— To do —
Write every record out again exactly as shown below.

— Task inputs —
- - - -
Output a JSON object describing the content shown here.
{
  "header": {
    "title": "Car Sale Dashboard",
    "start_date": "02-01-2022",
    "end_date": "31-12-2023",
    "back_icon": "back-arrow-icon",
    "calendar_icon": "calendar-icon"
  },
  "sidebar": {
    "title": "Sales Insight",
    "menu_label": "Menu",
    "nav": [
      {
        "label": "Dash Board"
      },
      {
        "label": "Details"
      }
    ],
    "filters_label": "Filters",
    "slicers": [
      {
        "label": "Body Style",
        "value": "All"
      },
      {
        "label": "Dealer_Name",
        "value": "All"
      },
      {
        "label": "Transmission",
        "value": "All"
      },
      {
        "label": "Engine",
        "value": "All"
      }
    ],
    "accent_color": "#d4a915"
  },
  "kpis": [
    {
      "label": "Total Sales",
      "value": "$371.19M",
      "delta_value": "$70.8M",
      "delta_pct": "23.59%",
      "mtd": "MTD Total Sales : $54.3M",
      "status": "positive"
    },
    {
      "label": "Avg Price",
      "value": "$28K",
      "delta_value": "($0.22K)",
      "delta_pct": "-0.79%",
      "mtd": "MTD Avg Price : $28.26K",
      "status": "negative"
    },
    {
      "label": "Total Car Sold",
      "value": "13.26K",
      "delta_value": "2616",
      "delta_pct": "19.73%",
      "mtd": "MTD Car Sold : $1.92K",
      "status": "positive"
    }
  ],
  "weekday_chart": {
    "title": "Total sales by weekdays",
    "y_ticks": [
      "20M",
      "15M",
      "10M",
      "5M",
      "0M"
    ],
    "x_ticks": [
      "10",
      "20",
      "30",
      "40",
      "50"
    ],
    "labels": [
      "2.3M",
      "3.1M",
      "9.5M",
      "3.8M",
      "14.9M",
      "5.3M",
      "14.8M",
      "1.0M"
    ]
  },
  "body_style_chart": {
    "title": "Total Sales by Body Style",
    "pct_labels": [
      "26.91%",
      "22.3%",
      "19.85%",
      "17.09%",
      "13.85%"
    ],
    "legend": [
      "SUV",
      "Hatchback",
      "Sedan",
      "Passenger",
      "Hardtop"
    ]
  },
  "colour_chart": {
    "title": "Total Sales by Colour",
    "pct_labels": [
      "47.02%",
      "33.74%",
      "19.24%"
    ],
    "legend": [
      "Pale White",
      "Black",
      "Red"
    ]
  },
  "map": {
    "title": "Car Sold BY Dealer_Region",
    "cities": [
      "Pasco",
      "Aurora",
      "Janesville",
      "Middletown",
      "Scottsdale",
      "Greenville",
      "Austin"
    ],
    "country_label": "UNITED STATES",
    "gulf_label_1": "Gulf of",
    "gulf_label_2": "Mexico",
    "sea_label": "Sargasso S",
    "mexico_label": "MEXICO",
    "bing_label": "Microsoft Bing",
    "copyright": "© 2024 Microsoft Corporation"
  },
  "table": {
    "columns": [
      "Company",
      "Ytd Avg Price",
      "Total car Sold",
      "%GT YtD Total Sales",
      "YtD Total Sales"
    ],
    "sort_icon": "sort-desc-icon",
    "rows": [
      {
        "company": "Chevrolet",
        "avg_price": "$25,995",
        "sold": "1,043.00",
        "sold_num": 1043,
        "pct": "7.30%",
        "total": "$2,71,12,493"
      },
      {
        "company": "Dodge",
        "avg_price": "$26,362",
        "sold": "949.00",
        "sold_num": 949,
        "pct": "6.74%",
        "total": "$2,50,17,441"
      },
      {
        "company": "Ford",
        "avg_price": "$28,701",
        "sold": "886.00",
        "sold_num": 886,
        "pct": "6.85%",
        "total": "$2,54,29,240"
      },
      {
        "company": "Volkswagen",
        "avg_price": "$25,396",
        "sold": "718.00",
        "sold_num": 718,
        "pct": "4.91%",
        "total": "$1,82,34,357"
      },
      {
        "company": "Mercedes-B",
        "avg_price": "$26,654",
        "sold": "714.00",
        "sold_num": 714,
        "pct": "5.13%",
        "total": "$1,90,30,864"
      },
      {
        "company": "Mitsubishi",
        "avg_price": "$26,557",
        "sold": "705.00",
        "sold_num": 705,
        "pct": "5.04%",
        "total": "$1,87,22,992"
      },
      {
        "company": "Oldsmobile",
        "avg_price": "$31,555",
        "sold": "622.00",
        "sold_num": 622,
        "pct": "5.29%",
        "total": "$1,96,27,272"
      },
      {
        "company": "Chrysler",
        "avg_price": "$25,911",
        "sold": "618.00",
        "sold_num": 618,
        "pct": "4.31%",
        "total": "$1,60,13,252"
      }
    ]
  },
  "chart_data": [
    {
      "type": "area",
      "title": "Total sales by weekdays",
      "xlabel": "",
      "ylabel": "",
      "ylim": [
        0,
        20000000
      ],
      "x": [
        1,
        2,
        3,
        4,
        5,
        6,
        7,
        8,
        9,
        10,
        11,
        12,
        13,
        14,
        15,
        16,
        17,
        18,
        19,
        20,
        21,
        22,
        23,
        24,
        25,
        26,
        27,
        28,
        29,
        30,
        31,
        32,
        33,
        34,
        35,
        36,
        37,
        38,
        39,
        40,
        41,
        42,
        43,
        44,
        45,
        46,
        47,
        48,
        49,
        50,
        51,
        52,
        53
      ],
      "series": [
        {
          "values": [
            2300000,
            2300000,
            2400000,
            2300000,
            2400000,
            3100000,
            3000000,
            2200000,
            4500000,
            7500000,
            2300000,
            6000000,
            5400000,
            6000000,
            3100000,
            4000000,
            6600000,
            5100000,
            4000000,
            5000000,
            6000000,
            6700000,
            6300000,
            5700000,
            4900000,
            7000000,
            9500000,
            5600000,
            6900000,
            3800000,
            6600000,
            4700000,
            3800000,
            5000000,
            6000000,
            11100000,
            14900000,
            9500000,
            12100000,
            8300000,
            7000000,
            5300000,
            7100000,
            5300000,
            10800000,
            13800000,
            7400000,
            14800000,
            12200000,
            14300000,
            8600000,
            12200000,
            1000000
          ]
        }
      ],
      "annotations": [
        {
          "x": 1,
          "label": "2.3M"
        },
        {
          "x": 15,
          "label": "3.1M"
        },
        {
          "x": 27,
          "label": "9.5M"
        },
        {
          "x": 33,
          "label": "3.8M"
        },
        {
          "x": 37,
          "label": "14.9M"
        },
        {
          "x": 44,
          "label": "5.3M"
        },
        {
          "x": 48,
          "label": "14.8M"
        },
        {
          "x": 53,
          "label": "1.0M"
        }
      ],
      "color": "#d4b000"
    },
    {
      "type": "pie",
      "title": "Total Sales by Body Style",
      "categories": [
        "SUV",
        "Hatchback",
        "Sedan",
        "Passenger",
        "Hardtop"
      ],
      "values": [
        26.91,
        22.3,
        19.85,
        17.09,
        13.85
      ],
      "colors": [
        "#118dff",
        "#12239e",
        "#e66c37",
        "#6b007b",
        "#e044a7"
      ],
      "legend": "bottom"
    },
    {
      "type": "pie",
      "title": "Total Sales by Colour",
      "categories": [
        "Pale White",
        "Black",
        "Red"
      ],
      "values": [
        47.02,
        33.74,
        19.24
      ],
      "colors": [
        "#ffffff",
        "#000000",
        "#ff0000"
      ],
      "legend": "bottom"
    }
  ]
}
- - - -
— Response below —
Output a JSON object describing the content shown here.
{
  "header": {
    "title": "Car Sale Dashboard",
    "start_date": "02-01-2022",
    "end_date": "31-12-2023",
    "back_icon": "back-arrow-icon",
    "calendar_icon": "calendar-icon"
  },
  "sidebar": {
    "title": "Sales Insight",
    "menu_label": "Menu",
    "nav": [
      {
        "label": "Dash Board"
      },
      {
        "label": "Details"
      }
    ],
    "filters_label": "Filters",
    "slicers": [
      {
        "label": "Body Style",
        "value": "All"
      },
      {
        "label": "Dealer_Name",
        "value": "All"
      },
      {
        "label": "Transmission",
        "value": "All"
      },
      {
        "label": "Engine",
        "value": "All"
      }
    ],
    "accent_color": "#d4a915"
  },
  "kpis": [
    {
      "label": "Total Sales",
      "value": "$371.19M",
      "delta_value": "$70.8M",
      "delta_pct": "23.59%",
      "mtd": "MTD Total Sales : $54.3M",
      "status": "positive"
    },
    {
      "label": "Avg Price",
      "value": "$28K",
      "delta_value": "($0.22K)",
      "delta_pct": "-0.79%",
      "mtd": "MTD Avg Price : $28.26K",
      "status": "negative"
    },
    {
      "label": "Total Car Sold",
      "value": "13.26K",
      "delta_value": "2616",
      "delta_pct": "19.73%",
      "mtd": "MTD Car Sold : $1.92K",
      "status": "positive"
    }
  ],
  "weekday_chart": {
    "title": "Total sales by weekdays",
    "y_ticks": [
      "20M",
      "15M",
      "10M",
      "5M",
      "0M"
    ],
    "x_ticks": [
      "10",
      "20",
      "30",
      "40",
      "50"
    ],
    "labels": [
      "2.3M",
      "3.1M",
      "9.5M",
      "3.8M",
      "14.9M",
      "5.3M",
      "14.8M",
      "1.0M"
    ]
  },
  "body_style_chart": {
    "title": "Total Sales by Body Style",
    "pct_labels": [
      "26.91%",
      "22.3%",
      "19.85%",
      "17.09%",
      "13.85%"
    ],
    "legend": [
      "SUV",
      "Hatchback",
      "Sedan",
      "Passenger",
      "Hardtop"
    ]
  },
  "colour_chart": {
    "title": "Total Sales by Colour",
    "pct_labels": [
      "47.02%",
      "33.74%",
      "19.24%"
    ],
    "legend": [
      "Pale White",
      "Black",
      "Red"
    ]
  },
  "map": {
    "title": "Car Sold BY Dealer_Region",
    "cities": [
      "Pasco",
      "Aurora",
      "Janesville",
      "Middletown",
      "Scottsdale",
      "Greenville",
      "Austin"
    ],
    "country_label": "UNITED STATES",
    "gulf_label_1": "Gulf of",
    "gulf_label_2": "Mexico",
    "sea_label": "Sargasso S",
    "mexico_label": "MEXICO",
    "bing_label": "Microsoft Bing",
    "copyright": "© 2024 Microsoft Corporation"
  },
  "table": {
    "columns": [
      "Company",
      "Ytd Avg Price",
      "Total car Sold",
      "%GT YtD Total Sales",
      "YtD Total Sales"
    ],
    "sort_icon": "sort-desc-icon",
    "rows": [
      {
        "company": "Chevrolet",
        "avg_price": "$25,995",
        "sold": "1,043.00",
        "sold_num": 1043,
        "pct": "7.30%",
        "total": "$2,71,12,493"
      },
      {
        "company": "Dodge",
        "avg_price": "$26,362",
        "sold": "949.00",
        "sold_num": 949,
        "pct": "6.74%",
        "total": "$2,50,17,441"
      },
      {
        "company": "Ford",
        "avg_price": "$28,701",
        "sold": "886.00",
        "sold_num": 886,
        "pct": "6.85%",
        "total": "$2,54,29,240"
      },
      {
        "company": "Volkswagen",
        "avg_price": "$25,396",
        "sold": "718.00",
        "sold_num": 718,
        "pct": "4.91%",
        "total": "$1,82,34,357"
      },
      {
        "company": "Mercedes-B",
        "avg_price": "$26,654",
        "sold": "714.00",
        "sold_num": 714,
        "pct": "5.13%",
        "total": "$1,90,30,864"
      },
      {
        "company": "Mitsubishi",
        "avg_price": "$26,557",
        "sold": "705.00",
        "sold_num": 705,
        "pct": "5.04%",
        "total": "$1,87,22,992"
      },
      {
        "company": "Oldsmobile",
        "avg_price": "$31,555",
        "sold": "622.00",
        "sold_num": 622,
        "pct": "5.29%",
        "total": "$1,96,27,272"
      },
      {
        "company": "Chrysler",
        "avg_price": "$25,911",
        "sold": "618.00",
        "sold_num": 618,
        "pct": "4.31%",
        "total": "$1,60,13,252"
      }
    ]
  },
  "chart_data": [
    {
      "type": "area",
      "title": "Total sales by weekdays",
      "xlabel": "",
      "ylabel": "",
      "ylim": [
        0,
        20000000
      ],
      "x": [
        1,
        2,
        3,
        4,
        5,
        6,
        7,
        8,
        9,
        10,
        11,
        12,
        13,
        14,
        15,
        16,
        17,
        18,
        19,
        20,
        21,
        22,
        23,
        24,
        25,
        26,
        27,
        28,
        29,
        30,
        31,
        32,
        33,
        34,
        35,
        36,
        37,
        38,
        39,
        40,
        41,
        42,
        43,
        44,
        45,
        46,
        47,
        48,
        49,
        50,
        51,
        52,
        53
      ],
      "series": [
        {
          "values": [
            2300000,
            2300000,
            2400000,
            2300000,
            2400000,
            3100000,
            3000000,
            2200000,
            4500000,
            7500000,
            2300000,
            6000000,
            5400000,
            6000000,
            3100000,
            4000000,
            6600000,
            5100000,
            4000000,
            5000000,
            6000000,
            6700000,
            6300000,
            5700000,
            4900000,
            7000000,
            9500000,
            5600000,
            6900000,
            3800000,
            6600000,
            4700000,
            3800000,
            5000000,
            6000000,
            11100000,
            14900000,
            9500000,
            12100000,
            8300000,
            7000000,
            5300000,
            7100000,
            5300000,
            10800000,
            13800000,
            7400000,
            14800000,
            12200000,
            14300000,
            8600000,
            12200000,
            1000000
          ]
        }
      ],
      "annotations": [
        {
          "x": 1,
          "label": "2.3M"
        },
        {
          "x": 15,
          "label": "3.1M"
        },
        {
          "x": 27,
          "label": "9.5M"
        },
        {
          "x": 33,
          "label": "3.8M"
        },
        {
          "x": 37,
          "label": "14.9M"
        },
        {
          "x": 44,
          "label": "5.3M"
        },
        {
          "x": 48,
          "label": "14.8M"
        },
        {
          "x": 53,
          "label": "1.0M"
        }
      ],
      "color": "#d4b000"
    },
    {
      "type": "pie",
      "title": "Total Sales by Body Style",
      "categories": [
        "SUV",
        "Hatchback",
        "Sedan",
        "Passenger",
        "Hardtop"
      ],
      "values": [
        26.91,
        22.3,
        19.85,
        17.09,
        13.85
      ],
      "colors": [
        "#118dff",
        "#12239e",
        "#e66c37",
        "#6b007b",
        "#e044a7"
      ],
      "legend": "bottom"
    },
    {
      "type": "pie",
      "title": "Total Sales by Colour",
      "categories": [
        "Pale White",
        "Black",
        "Red"
      ],
      "values": [
        47.02,
        33.74,
        19.24
      ],
      "colors": [
        "#ffffff",
        "#000000",
        "#ff0000"
      ],
      "legend": "bottom"
    }
  ]
}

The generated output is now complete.